Background Facts

Ms Le Garde was a registered nurse who obtained a Bachelor of Nursing degree in 2000 and was first registered on 15 August 2000. Ms Le Garde was the subject of previous disciplinary action in 2008. The Health Ombudsman (the Ombudsman) alleged Ms Le Garde had engaged in three counts of professional misconduct. The three charges arose from the following conduct alleged and admitted by Ms Le Garde to constitute professional misconduct:

  1. a conviction in the District Court at Mackay on 11 September 2012 for one count of burglary and commit an indicatable offence contrary to s 419(4) of the Criminal Code (Charge 1 – professional misconduct);
  2. failure to notify the National Board, within seven days of becoming aware of a relevant event, in breach of s 130(3)(a)(i) of the National Law. The relevant events that Ms Le Garde's failed to notify the National Board of included that on 14 February 2012 she had been charged with an offence punishable by 12 months imprisonment or more, namely burglary and commit an indictable offence, and that on 11 September 2012 she had been convicted of a criminal offence punishable by 12 months imprisonment or more (Charge 2 – professional misconduct); and
  3. providing false statements on her registration renewal contrary to s 109(1) of the National Law, in particular submitting online applications to AHPRA for renewal of her registration as a registered nurse on 21 April 2012 and 25 May 2013, which failed to declare that she has been convicted of a criminal offence on 11 September 2012 (Charge 3 – professional misconduct).

Ms Le Garde's misconduct came to the attention of the relevant authorities when an anonymous tip was made to AHPRA on 29 April 2016. Ms Le Garde subsequently made a statutory declaration in which she admitted her failure to notify the National Board of changes to her criminal history and disclosed she was a former methylamphetamine user.

The National Board subsequently imposed conditions on Ms Le Garde's registration on 10 February 2017, including that she was only authorised to practise in places approved by AHPRA and she was required to attend treatment and undertake regular alcohol and drug testing.

Ms Le Garde's registration was subsequently suspended on 28 December 2017, after she failed to comply with the conditions on her registration on multiple occasions.

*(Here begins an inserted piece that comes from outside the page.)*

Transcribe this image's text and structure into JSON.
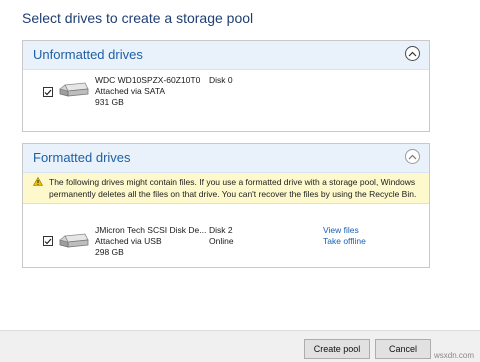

On 12 October 2018, the National Board revoked the suspension and granted Ms Le Garde a non-practising registration.

Ultimately, there was no dispute that Ms Le Garde's conduct amounted to professional misconduct however, it was noted Ms Le Garde has made substantial efforts towards rehabilitation since June 2018.


The tribunal found that Ms Le Garde had behaved in a way that constitutes professional misconduct. The tribunal also found the professional misconduct was not related to Ms Le Garde's clinical practice and there was nothing to suggest her impairment impacted upon her nursing duties. However, any issues of protection of the public and Ms Le Garde's fitness to practice were considered were to be determined by the National Board on a subsequent date.

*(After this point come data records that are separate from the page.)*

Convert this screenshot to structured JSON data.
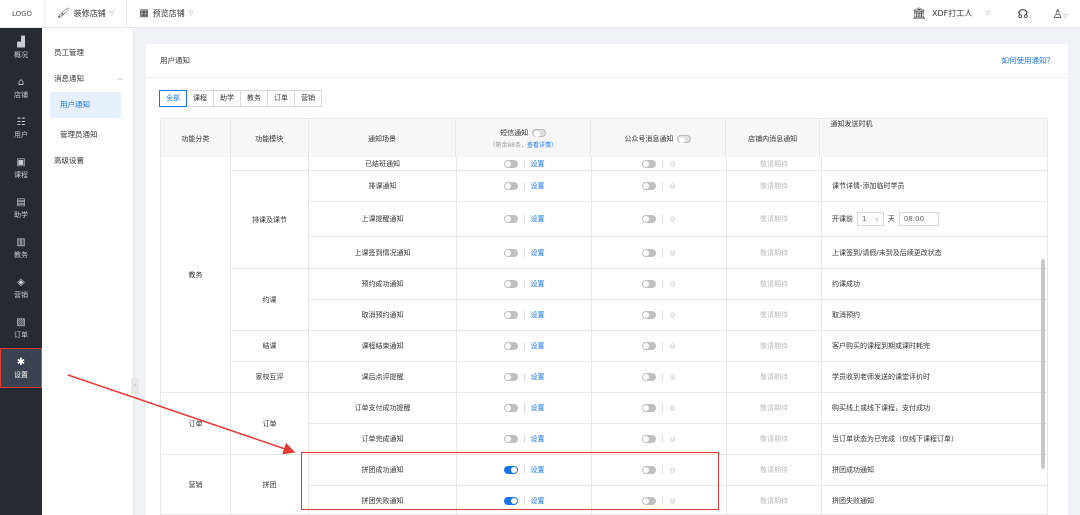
{
  "topbar": {
    "logo": "LOGO",
    "shop_decor": "装修店铺",
    "preview_shop": "预览店铺",
    "store_name": "XDF打工人"
  },
  "leftnav": [
    {
      "label": "概况",
      "icon": "chart-icon"
    },
    {
      "label": "店铺",
      "icon": "shop-icon"
    },
    {
      "label": "用户",
      "icon": "users-icon"
    },
    {
      "label": "课程",
      "icon": "course-icon"
    },
    {
      "label": "助学",
      "icon": "assist-icon"
    },
    {
      "label": "教务",
      "icon": "academic-icon"
    },
    {
      "label": "营销",
      "icon": "marketing-icon"
    },
    {
      "label": "订单",
      "icon": "order-icon"
    },
    {
      "label": "设置",
      "icon": "gear-icon",
      "active": true
    }
  ],
  "subnav": {
    "staff": "员工管理",
    "message_notice": "消息通知",
    "user_notice": "用户通知",
    "admin_notice": "管理员通知",
    "advanced": "高级设置"
  },
  "main": {
    "title": "用户通知",
    "help_link": "如何使用通知？",
    "tabs": [
      "全部",
      "课程",
      "助学",
      "教务",
      "订单",
      "营销"
    ],
    "headers": {
      "category": "功能分类",
      "module": "功能模块",
      "scene": "通知场景",
      "sms": "短信通知",
      "sms_remaining": "（剩余98条，",
      "sms_detail": "查看详情）",
      "wechat": "公众号消息通知",
      "instore": "店铺内消息通知",
      "send_time": "通知发送时机"
    },
    "rows": [
      {
        "scene": "已结班通知",
        "sms_on": false,
        "time": ""
      },
      {
        "scene": "排课通知",
        "sms_on": false,
        "time": "课节详情-添加临时学员"
      },
      {
        "scene": "上课提醒通知",
        "sms_on": false,
        "time_prefix": "开课前",
        "time_num": "1",
        "time_unit": "天",
        "time_clock": "08:00"
      },
      {
        "scene": "上课签到情况通知",
        "sms_on": false,
        "time": "上课签到/请假/未到及后续更改状态"
      },
      {
        "scene": "预约成功通知",
        "sms_on": false,
        "time": "约课成功"
      },
      {
        "scene": "取消预约通知",
        "sms_on": false,
        "time": "取消预约"
      },
      {
        "scene": "课程结束通知",
        "sms_on": false,
        "time": "客户购买的课程到期或课时耗完"
      },
      {
        "scene": "课后点评提醒",
        "sms_on": false,
        "time": "学员收到老师发送的课堂评价时"
      },
      {
        "scene": "订单支付成功提醒",
        "sms_on": false,
        "time": "购买线上或线下课程，支付成功"
      },
      {
        "scene": "订单完成通知",
        "sms_on": false,
        "time": "当订单状态为已完成（仅线下课程订单）"
      },
      {
        "scene": "拼团成功通知",
        "sms_on": true,
        "time": "拼团成功通知"
      },
      {
        "scene": "拼团失败通知",
        "sms_on": true,
        "time": "拼团失败通知"
      }
    ],
    "set_label": "设置",
    "instore_value": "敬请期待",
    "categories": {
      "jiaowu": "教务",
      "order": "订单",
      "marketing": "营销"
    },
    "modules": {
      "paike": "排课及课节",
      "yueke": "约课",
      "jieke": "结课",
      "jiaxiao": "家校互评",
      "order": "订单",
      "pintuan": "拼团"
    }
  },
  "colors": {
    "accent": "#1a73e8",
    "highlight": "#e53935",
    "nav_bg": "#262b33"
  }
}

The tribunal ordered that Ms Le Garde be reprimanded and her registration suspended for six months. The tribunal concluded that the criminal conduct of Ms Le Garde was serious and her 'persistent failure to disclose such matters is a serious example…in the Tribunal's view, of professional misconduct.'